→ **Goal of the exercise**:
Which lines below include "shortcut"? Copy them all.

Dataset excerpts
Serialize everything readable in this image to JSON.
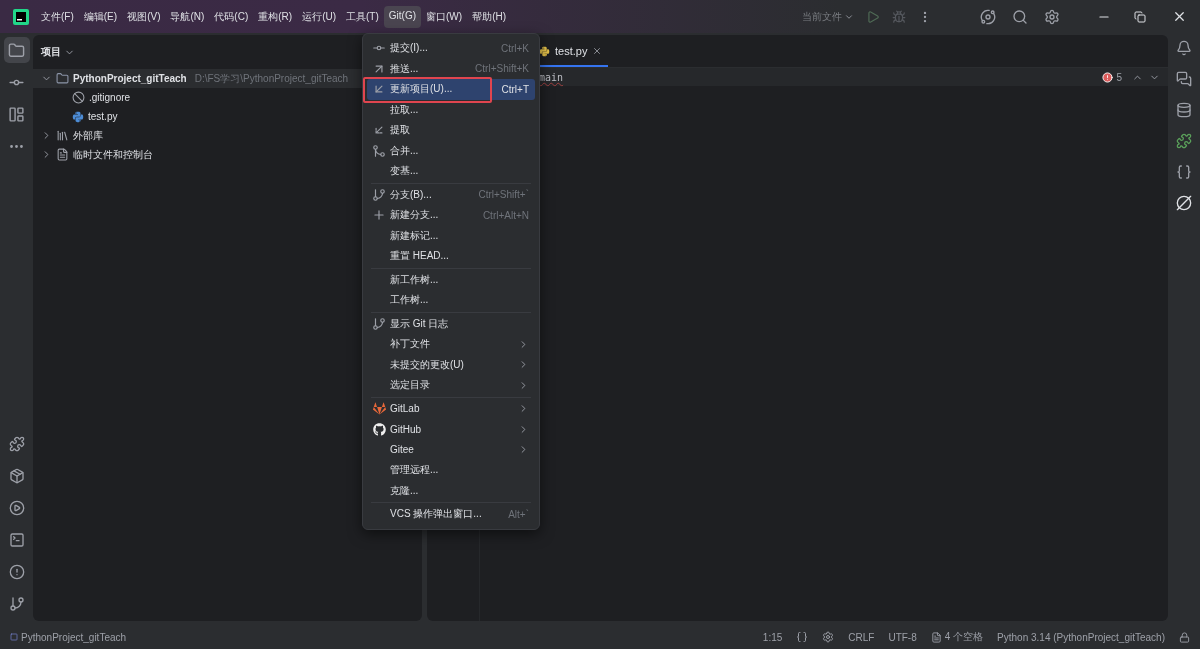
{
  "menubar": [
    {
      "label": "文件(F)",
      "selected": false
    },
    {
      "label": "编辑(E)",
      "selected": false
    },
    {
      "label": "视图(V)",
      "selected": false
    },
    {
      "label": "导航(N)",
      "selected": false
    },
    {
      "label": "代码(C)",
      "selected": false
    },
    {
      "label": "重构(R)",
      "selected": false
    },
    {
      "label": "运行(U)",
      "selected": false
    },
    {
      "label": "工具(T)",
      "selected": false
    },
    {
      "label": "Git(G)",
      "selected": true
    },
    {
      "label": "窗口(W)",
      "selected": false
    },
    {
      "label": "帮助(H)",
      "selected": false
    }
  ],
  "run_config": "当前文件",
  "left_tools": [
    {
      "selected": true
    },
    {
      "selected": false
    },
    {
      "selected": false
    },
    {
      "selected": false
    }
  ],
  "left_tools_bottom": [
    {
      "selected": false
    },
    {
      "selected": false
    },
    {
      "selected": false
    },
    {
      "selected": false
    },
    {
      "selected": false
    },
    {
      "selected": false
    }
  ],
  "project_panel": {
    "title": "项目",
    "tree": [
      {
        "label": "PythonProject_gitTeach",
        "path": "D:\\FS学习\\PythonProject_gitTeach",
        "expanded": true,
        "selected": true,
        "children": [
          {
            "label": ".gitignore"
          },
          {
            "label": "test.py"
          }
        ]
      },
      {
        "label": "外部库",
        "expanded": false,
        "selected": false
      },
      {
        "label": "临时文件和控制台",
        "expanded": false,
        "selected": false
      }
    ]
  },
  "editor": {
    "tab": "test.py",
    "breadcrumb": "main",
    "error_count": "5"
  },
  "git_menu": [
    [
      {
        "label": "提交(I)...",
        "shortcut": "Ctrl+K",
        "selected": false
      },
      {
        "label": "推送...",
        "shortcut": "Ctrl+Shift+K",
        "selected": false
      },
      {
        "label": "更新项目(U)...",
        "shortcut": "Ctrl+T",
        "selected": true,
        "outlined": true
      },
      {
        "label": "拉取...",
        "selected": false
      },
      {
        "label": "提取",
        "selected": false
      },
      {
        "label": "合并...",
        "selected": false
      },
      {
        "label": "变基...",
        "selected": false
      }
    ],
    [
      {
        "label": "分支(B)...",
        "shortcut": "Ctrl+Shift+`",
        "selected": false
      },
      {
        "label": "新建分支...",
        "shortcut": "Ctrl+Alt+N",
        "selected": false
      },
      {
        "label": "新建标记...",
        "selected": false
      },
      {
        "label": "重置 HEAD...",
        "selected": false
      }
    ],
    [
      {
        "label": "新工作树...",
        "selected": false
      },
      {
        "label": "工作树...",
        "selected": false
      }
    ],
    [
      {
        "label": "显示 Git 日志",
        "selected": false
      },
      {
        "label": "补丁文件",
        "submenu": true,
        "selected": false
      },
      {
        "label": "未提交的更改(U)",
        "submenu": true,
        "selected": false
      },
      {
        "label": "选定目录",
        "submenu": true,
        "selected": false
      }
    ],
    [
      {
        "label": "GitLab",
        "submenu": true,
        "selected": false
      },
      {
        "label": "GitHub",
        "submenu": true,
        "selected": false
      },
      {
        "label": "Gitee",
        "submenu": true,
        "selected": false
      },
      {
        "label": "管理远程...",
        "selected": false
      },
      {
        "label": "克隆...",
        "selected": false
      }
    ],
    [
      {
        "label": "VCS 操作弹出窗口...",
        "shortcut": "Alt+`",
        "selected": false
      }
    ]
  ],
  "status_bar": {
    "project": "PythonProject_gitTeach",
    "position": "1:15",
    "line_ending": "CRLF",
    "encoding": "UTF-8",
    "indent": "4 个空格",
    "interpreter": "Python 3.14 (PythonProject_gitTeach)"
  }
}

→ **Exercise output**:
        "shortcut": "Ctrl+K",
        "shortcut": "Ctrl+Shift+K",
        "shortcut": "Ctrl+T",
        "shortcut": "Ctrl+Shift+`",
        "shortcut": "Ctrl+Alt+N",
        "shortcut": "Alt+`",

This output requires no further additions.